What you need to do: Scan the records for the string "group" and copy every line that holds it.

Saved data entries:
# # #

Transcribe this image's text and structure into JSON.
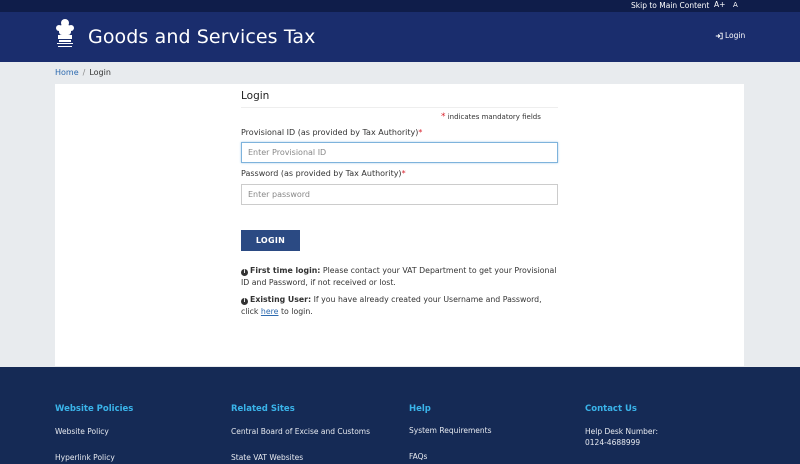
{
  "topbar": {
    "skip_link": "Skip to Main Content",
    "font_increase": "A+",
    "font_normal": "A"
  },
  "header": {
    "title": "Goods and Services Tax",
    "login_link": "Login",
    "emblem_icon": "national-emblem-icon"
  },
  "breadcrumb": {
    "home": "Home",
    "separator": "/",
    "current": "Login"
  },
  "form": {
    "title": "Login",
    "mandatory_note": "indicates mandatory fields",
    "provisional_label": "Provisional ID (as provided by Tax Authority)",
    "provisional_placeholder": "Enter Provisional ID",
    "password_label": "Password (as provided by Tax Authority)",
    "password_placeholder": "Enter password",
    "required_marker": "*",
    "login_button": "LOGIN"
  },
  "info": {
    "first_time_heading": "First time login:",
    "first_time_text": "Please contact your VAT Department to get your Provisional ID and Password, if not received or lost.",
    "existing_heading": "Existing User:",
    "existing_text_before": "If you have already created your Username and Password, click",
    "existing_link": "here",
    "existing_text_after": "to login."
  },
  "footer": {
    "website_policies": {
      "heading": "Website Policies",
      "items": [
        "Website Policy",
        "Hyperlink Policy"
      ]
    },
    "related_sites": {
      "heading": "Related Sites",
      "items": [
        "Central Board of Excise and Customs",
        "State VAT Websites"
      ]
    },
    "help": {
      "heading": "Help",
      "items": [
        "System Requirements",
        "FAQs"
      ]
    },
    "contact": {
      "heading": "Contact Us",
      "help_desk_label": "Help Desk Number:",
      "help_desk_number": "0124-4688999"
    }
  },
  "colors": {
    "topbar": "#0f1d4a",
    "header": "#1a2d6d",
    "button": "#2b4a83",
    "footer": "#152a55",
    "footer_heading": "#3ab4ea",
    "required": "#d9232e",
    "link": "#2e6bb0"
  }
}
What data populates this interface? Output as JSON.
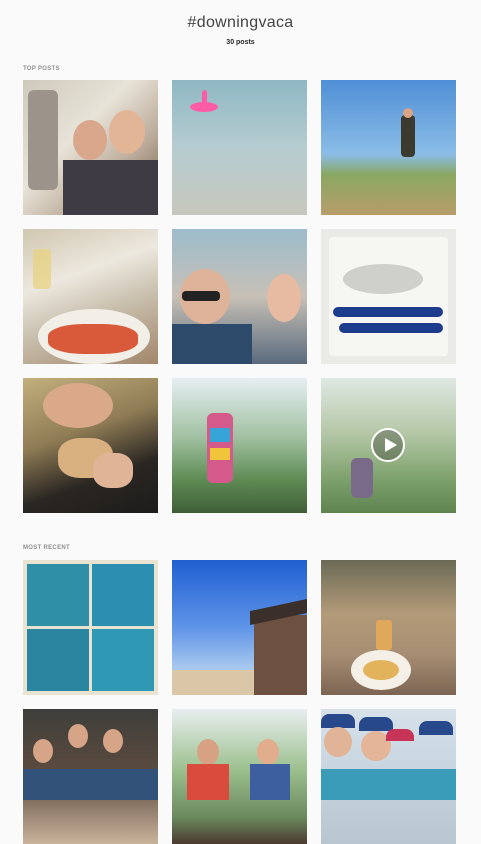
{
  "header": {
    "hashtag": "#downingvaca",
    "post_count": "30 posts"
  },
  "sections": {
    "top_posts_label": "TOP POSTS",
    "most_recent_label": "MOST RECENT"
  },
  "top_posts": [
    {
      "kind": "photo",
      "subject": "couple-selfie-airplane"
    },
    {
      "kind": "photo",
      "subject": "flamingo-float-water"
    },
    {
      "kind": "photo",
      "subject": "man-jumping-beach"
    },
    {
      "kind": "photo",
      "subject": "lobster-dinner-table"
    },
    {
      "kind": "photo",
      "subject": "group-selfie"
    },
    {
      "kind": "photo",
      "subject": "whale-plate"
    },
    {
      "kind": "photo",
      "subject": "man-eating-lobster-roll"
    },
    {
      "kind": "photo",
      "subject": "pinata-trees"
    },
    {
      "kind": "video",
      "subject": "pinata-swing-video"
    }
  ],
  "most_recent": [
    {
      "kind": "photo",
      "subject": "swimming-collage"
    },
    {
      "kind": "photo",
      "subject": "blue-sky-house"
    },
    {
      "kind": "photo",
      "subject": "pasta-dinner-group"
    },
    {
      "kind": "photo",
      "subject": "family-group-photo"
    },
    {
      "kind": "photo",
      "subject": "couple-house"
    },
    {
      "kind": "photo",
      "subject": "women-hats-selfie"
    }
  ],
  "colors": {
    "background": "#fafafa",
    "label_gray": "#8e8e8e",
    "text": "#262626"
  }
}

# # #

Response to this task:
      "subject": "group-selfie"
      "subject": "pasta-dinner-group"
      "subject": "family-group-photo"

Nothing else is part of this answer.